“Meditation is very important, particularly in today’s society,” says Pauline. “We live at high pace and a lot of people don’t cope very well with stress,” she says. Meditation is a great way to learn stress relief techniques and discover how to relax and reset after a busy day. “Often people opt for medication but in actual fact if people can learn to rest their minds with meditation they can reduce stress, alleviate tension, reduce anxiety levels as well as ease depression and related symptoms.” Regular practice is key, so take a look at your life and find a time you can set aside each day. This might involve going to group classes, learning one-on-one, or downloading a phone app and participating in guided meditation.

Types of meditation

There are so many different types of meditation, but here’s a rundown of some of the most common styles you’re likely to come across:

  • Buddhist & Hindu meditation: “There are many specific classical meditation styles associated with Buddhism or Hindu practices,” says Pauline. “They’re very noble to practise and encourage personal development.” Vedic, Kundalini and Yogic meditation are some of the more common Hindu practices, while Zen (Zazen) and Vipassana are amongst the more commonly practised Buddhist styles.
  • Stillness meditation: This style was created by Australian Dr Ainslie Meares to help people to rest their minds. “Stillness meditation is what I teach,” says Pauline, who was taught first-hand by Dr Meares himself. “It focuses on healing – healing the mind and the nervous system by allowing your mind to rest.”
  • Transcendental meditation: Transcendental meditation is derived from Vedic teachings. It is a form of mantra meditation practised twice daily for approximately 15–20 minutes. “People will practise transcendental meditation for personal growth, spiritual development and life development in general,” says Pauline.
  • Mindfulness meditation: “Mindfulness meditation originated in Buddhist practices but now it’s become a more common practice. It’s about focusing on the moment and living in the present. It may be very good for people who are organisationally focused or who want a particular mindset to achieve a specific goal."

How it works

Whether you’re doing Zen, Vedic, mindfulness or Kundalini, all meditation has a relaxing aspect to it. By focusing on the prescribed breathing technique, mantra, sound or mental exercise, you can lower your heart rate and learn how to relax. Generally, when you come out of a period of meditation your overall tension and anxiety levels will have lowered. Despite this, each meditation style will affect the mind differently. “If you practise visualisation meditation it may enhance creativity,” says Pauline. “Mindfulness meditation will bring the mind back into the present moment; spiritual meditation raises awareness of spiritual practice and brings peace of mind. And in stillness meditation it’s about mental rest so the mind is free of anxiety and stimulus for that period of time.”

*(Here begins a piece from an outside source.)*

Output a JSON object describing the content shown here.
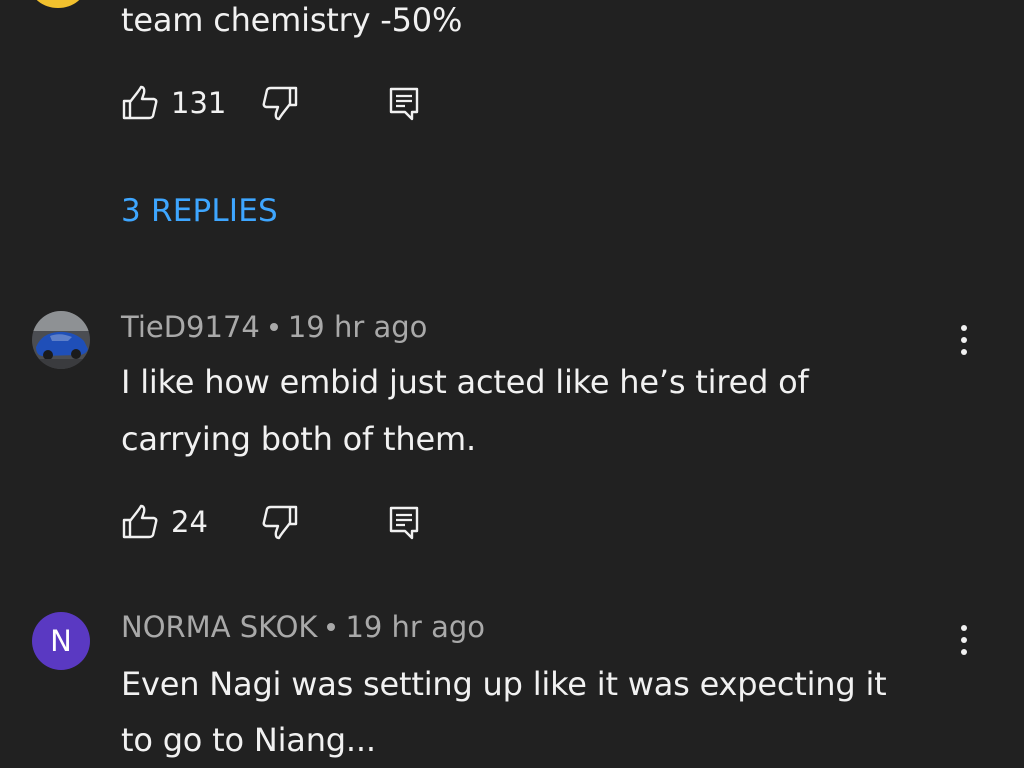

Which one is for you?

If you’re interested in exploring the wonderful world of meditation, it’s a good idea to do your research and decide exactly what you want to get out of your practice, as this will help determine the style that suits you. “If people are really dealing with anxiety they need to seriously look at stillness meditation,” says Pauline. “People who are goal-centred and goal-focused, will find mindfulness very valuable, and if people are seeking spiritual comfort then they need to look at one of the spiritual entities.” If you’re still not sure which option to go with, Pauline recommends trying a few different styles and sticking with the one that suits you best. Whatever you choose, meditation can help you learn how to relax by teaching valuable stress relief techniques to help you cope with the pressures of life.